In the 1900 census of Town of Wilson, Wilson township, North Carolina: 44 year-old barber John Gaston, [second] wife Sabrina, 22, and children Theodore, 13, Cicero, 10, George, 8, and Caroline, 2 months. Also in the Town of Wilson, 30 year-old divorcee Ella Gaston with sons Ralph, 10, and Albert, 2.
The first in a series — Pennsylvania death certificates for Wilson County natives:
James I. Allen, Philadelphia
James I. Allen appears in the 1880 census of Wilson, Wilson County, with parents West and Harriet Allen; siblings Boston, Susan, Cornelius, John, Lettice and Effie Allen; and grandmother Harriet Allen.
1880 census, Wilson, Wilson County.
In 1894, James Allen and Clara Brown, below, were married by a Missionary Baptist minister in Wilson.
Clara Brown Allen, Philadelphia
William Anderson, Philadelphia

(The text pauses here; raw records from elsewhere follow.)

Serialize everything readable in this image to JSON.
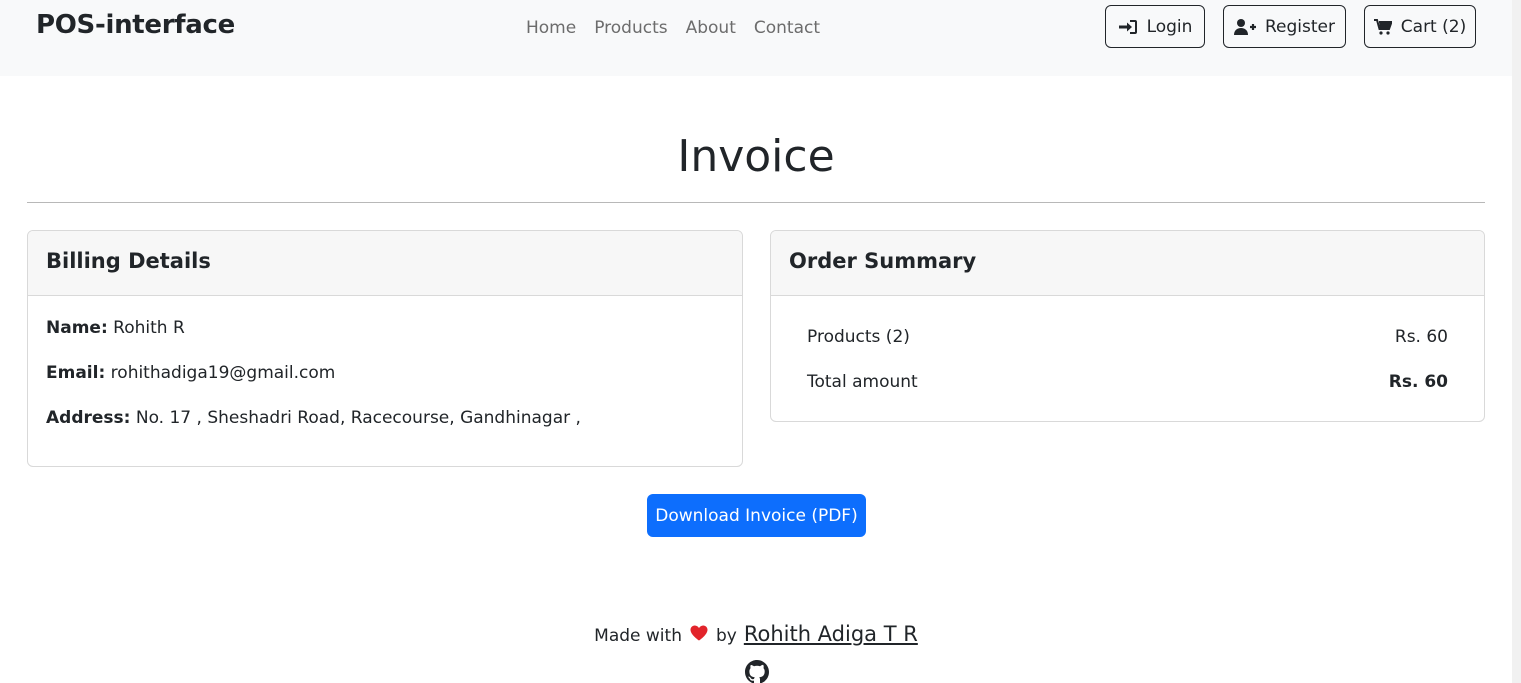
{
  "navbar": {
    "brand": "POS-interface",
    "links": [
      "Home",
      "Products",
      "About",
      "Contact"
    ],
    "login_label": "Login",
    "register_label": "Register",
    "cart_label": "Cart (2)"
  },
  "page": {
    "title": "Invoice"
  },
  "billing": {
    "header": "Billing Details",
    "name_label": "Name:",
    "name_value": "Rohith R",
    "email_label": "Email:",
    "email_value": "rohithadiga19@gmail.com",
    "address_label": "Address:",
    "address_value": "No. 17 , Sheshadri Road, Racecourse, Gandhinagar ,"
  },
  "summary": {
    "header": "Order Summary",
    "products_label": "Products (2)",
    "products_value": "Rs. 60",
    "total_label": "Total amount",
    "total_value": "Rs. 60"
  },
  "actions": {
    "download_label": "Download Invoice (PDF)"
  },
  "footer": {
    "made_with": "Made with",
    "by": "by",
    "author": "Rohith Adiga T R"
  },
  "icons": {
    "login": "sign-in-icon",
    "register": "user-plus-icon",
    "cart": "shopping-cart-icon",
    "heart": "heart-icon",
    "github": "github-icon"
  },
  "colors": {
    "navbar_bg": "#f8f9fa",
    "primary": "#0d6efd",
    "heart": "#e2242b"
  }
}
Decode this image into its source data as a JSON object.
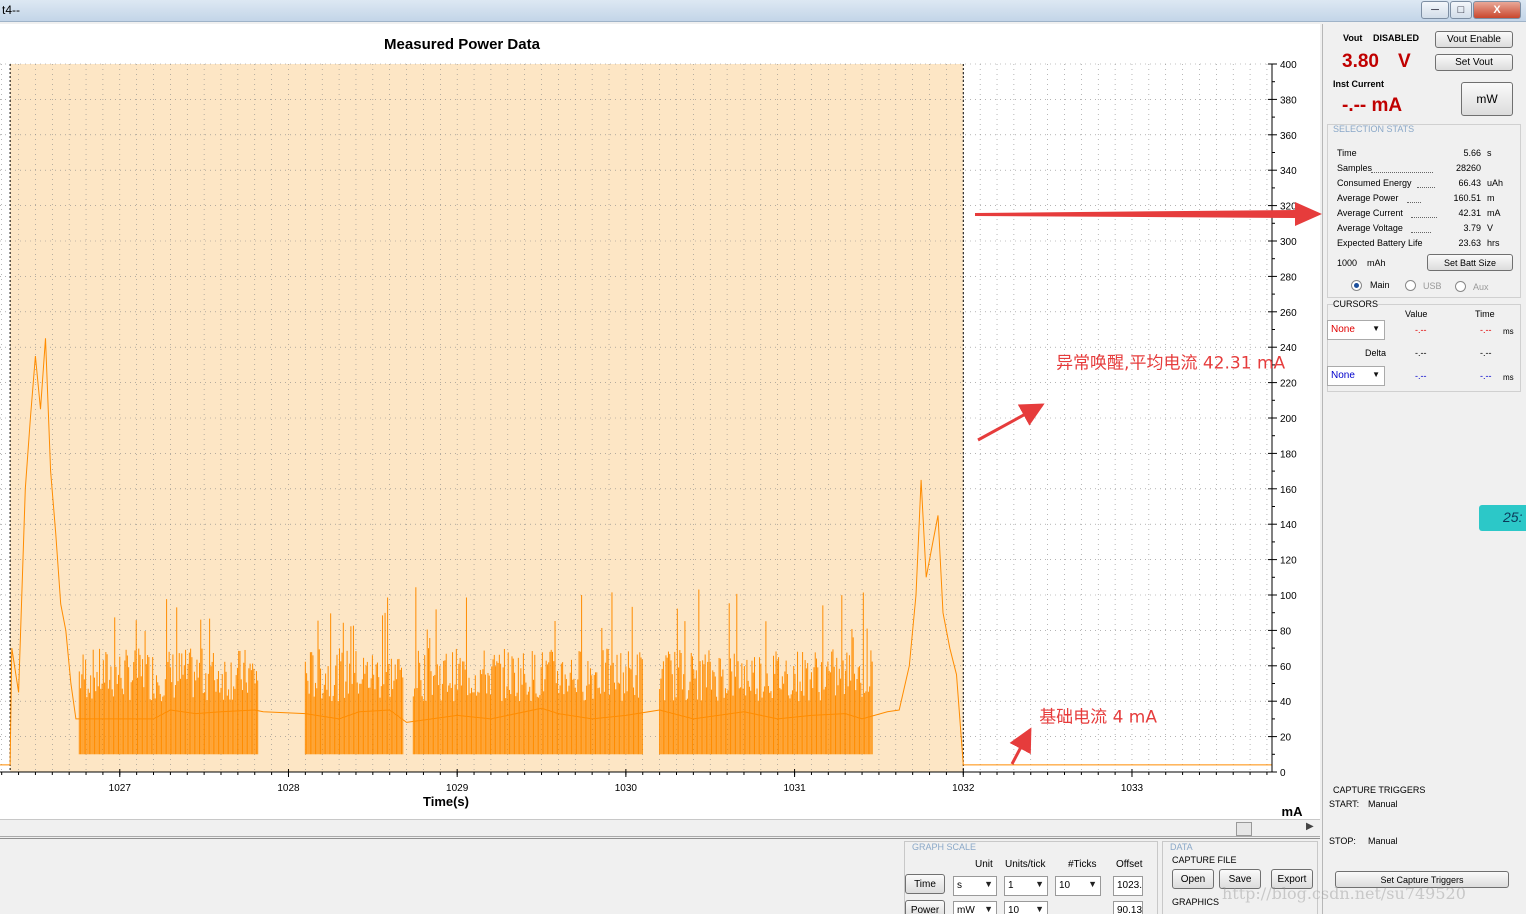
{
  "window": {
    "title": "t4--",
    "buttons": {
      "minimize": "─",
      "maximize": "□",
      "close": "X"
    }
  },
  "colors": {
    "trace": "#ff8c00",
    "selection": "#fde6c5",
    "annotation": "#e63c3c",
    "vout_value": "#c00000",
    "accent_teal": "#2cc8c8"
  },
  "chart": {
    "title": "Measured Power Data",
    "x_label": "Time(s)",
    "y_unit_label": "mA"
  },
  "chart_data": {
    "type": "line",
    "title": "Measured Power Data",
    "xlabel": "Time(s)",
    "ylabel": "mA",
    "xlim": [
      1026.29,
      1033.83
    ],
    "ylim": [
      0,
      400
    ],
    "x_ticks": [
      1027,
      1028,
      1029,
      1030,
      1031,
      1032,
      1033
    ],
    "y_ticks": [
      0,
      20,
      40,
      60,
      80,
      100,
      120,
      140,
      160,
      180,
      200,
      220,
      240,
      260,
      280,
      300,
      320,
      340,
      360,
      380,
      400
    ],
    "selection": {
      "start": 1026.35,
      "end": 1032.0
    },
    "grid": true,
    "y_axis_side": "right",
    "series": [
      {
        "points": [
          [
            1026.29,
            4
          ],
          [
            1026.35,
            4
          ],
          [
            1026.36,
            70
          ],
          [
            1026.4,
            45
          ],
          [
            1026.44,
            160
          ],
          [
            1026.47,
            200
          ],
          [
            1026.5,
            235
          ],
          [
            1026.53,
            205
          ],
          [
            1026.56,
            245
          ],
          [
            1026.59,
            170
          ],
          [
            1026.62,
            135
          ],
          [
            1026.65,
            95
          ],
          [
            1026.68,
            80
          ],
          [
            1026.71,
            50
          ],
          [
            1026.74,
            30
          ],
          [
            1027.2,
            30
          ],
          [
            1027.3,
            35
          ],
          [
            1027.45,
            33
          ],
          [
            1027.6,
            34
          ],
          [
            1027.8,
            35
          ],
          [
            1027.85,
            34
          ],
          [
            1028.1,
            33
          ],
          [
            1028.3,
            30
          ],
          [
            1028.42,
            34
          ],
          [
            1028.6,
            35
          ],
          [
            1028.7,
            28
          ],
          [
            1029.0,
            32
          ],
          [
            1029.2,
            30
          ],
          [
            1029.5,
            36
          ],
          [
            1029.6,
            33
          ],
          [
            1029.8,
            30
          ],
          [
            1030.0,
            32
          ],
          [
            1030.2,
            35
          ],
          [
            1030.4,
            30
          ],
          [
            1030.7,
            34
          ],
          [
            1030.9,
            30
          ],
          [
            1031.1,
            32
          ],
          [
            1031.3,
            33
          ],
          [
            1031.4,
            30
          ],
          [
            1031.55,
            34
          ],
          [
            1031.62,
            35
          ],
          [
            1031.68,
            60
          ],
          [
            1031.72,
            100
          ],
          [
            1031.75,
            165
          ],
          [
            1031.78,
            110
          ],
          [
            1031.82,
            130
          ],
          [
            1031.85,
            145
          ],
          [
            1031.88,
            90
          ],
          [
            1031.92,
            70
          ],
          [
            1031.96,
            55
          ],
          [
            1032.0,
            4
          ],
          [
            1033.83,
            4
          ]
        ]
      }
    ],
    "annotations": [
      {
        "text": "异常唤醒,平均电流 42.31 mA",
        "x": 1032.55,
        "y": 228
      },
      {
        "text": "基础电流 4 mA",
        "x": 1032.45,
        "y": 28
      }
    ]
  },
  "side": {
    "vout_label": "Vout",
    "vout_state": "DISABLED",
    "vout_value": "3.80",
    "vout_unit": "V",
    "vout_enable_btn": "Vout Enable",
    "set_vout_btn": "Set Vout",
    "inst_current_label": "Inst Current",
    "inst_current_value": "-.-- mA",
    "mw_btn": "mW",
    "selection_stats_title": "SELECTION STATS",
    "stats": [
      {
        "name": "Time",
        "value": "5.66",
        "unit": "s"
      },
      {
        "name": "Samples",
        "value": "28260",
        "unit": ""
      },
      {
        "name": "Consumed Energy",
        "value": "66.43",
        "unit": "uAh"
      },
      {
        "name": "Average Power",
        "value": "160.51",
        "unit": "m"
      },
      {
        "name": "Average Current",
        "value": "42.31",
        "unit": "mA"
      },
      {
        "name": "Average Voltage",
        "value": "3.79",
        "unit": "V"
      },
      {
        "name": "Expected Battery Life",
        "value": "23.63",
        "unit": "hrs"
      }
    ],
    "batt_size": "1000",
    "batt_unit": "mAh",
    "set_batt_btn": "Set Batt Size",
    "radios": [
      "Main",
      "USB",
      "Aux"
    ],
    "cursors_title": "CURSORS",
    "cursor_value_header": "Value",
    "cursor_time_header": "Time",
    "cursor1_select": "None",
    "cursor2_select": "None",
    "cursor_dashes": "-.--",
    "cursor_ms": "ms",
    "delta_label": "Delta",
    "capture_triggers_title": "CAPTURE TRIGGERS",
    "start_label": "START:",
    "start_value": "Manual",
    "stop_label": "STOP:",
    "stop_value": "Manual",
    "set_capture_btn": "Set Capture Triggers",
    "teal_tab_text": "25:"
  },
  "bottom": {
    "graph_scale_title": "GRAPH SCALE",
    "unit_header": "Unit",
    "units_tick_header": "Units/tick",
    "ticks_header": "#Ticks",
    "offset_header": "Offset",
    "time_btn": "Time",
    "power_btn": "Power",
    "time_unit": "s",
    "time_units_tick": "1",
    "time_ticks": "10",
    "time_offset": "1023.",
    "power_unit": "mW",
    "power_units_tick": "10",
    "power_offset": "90.13",
    "data_title": "DATA",
    "capture_file_label": "CAPTURE FILE",
    "open_btn": "Open",
    "save_btn": "Save",
    "export_btn": "Export",
    "graphics_label": "GRAPHICS",
    "watermark": "http://blog.csdn.net/su749520"
  }
}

James Artis, Whitesboro, New Jersey
Per Wikipedia, “Whitesboro [New Jersey] was founded about 1901 by the Equitable Industrial Association, which had prominent black American investors including Paul Laurence Dunbar, the educator Booker T. Washington and George Henry White, the leading investor and namesake. He was an attorney who had moved to Philadelphia after serving as the last black Republican congressman representing North Carolina’s 2nd congressional district. White and his fellow entrepreneurs wanted to create a self-reliant community for blacks, without the discrimination faced the southern states. Shares in the planned community were sold to African Americans from North and South Carolina and Virginia.” Samuel H. Vick was an investor in Whitesboro.
Warren Barnes, Johnston, Cambria County
This is possibly the five year-old Warren Barnes listed in the household of Peter, 32, and Lizzie Barnes, 34, in the 1880 census of Stantonsburg township, Wilson County.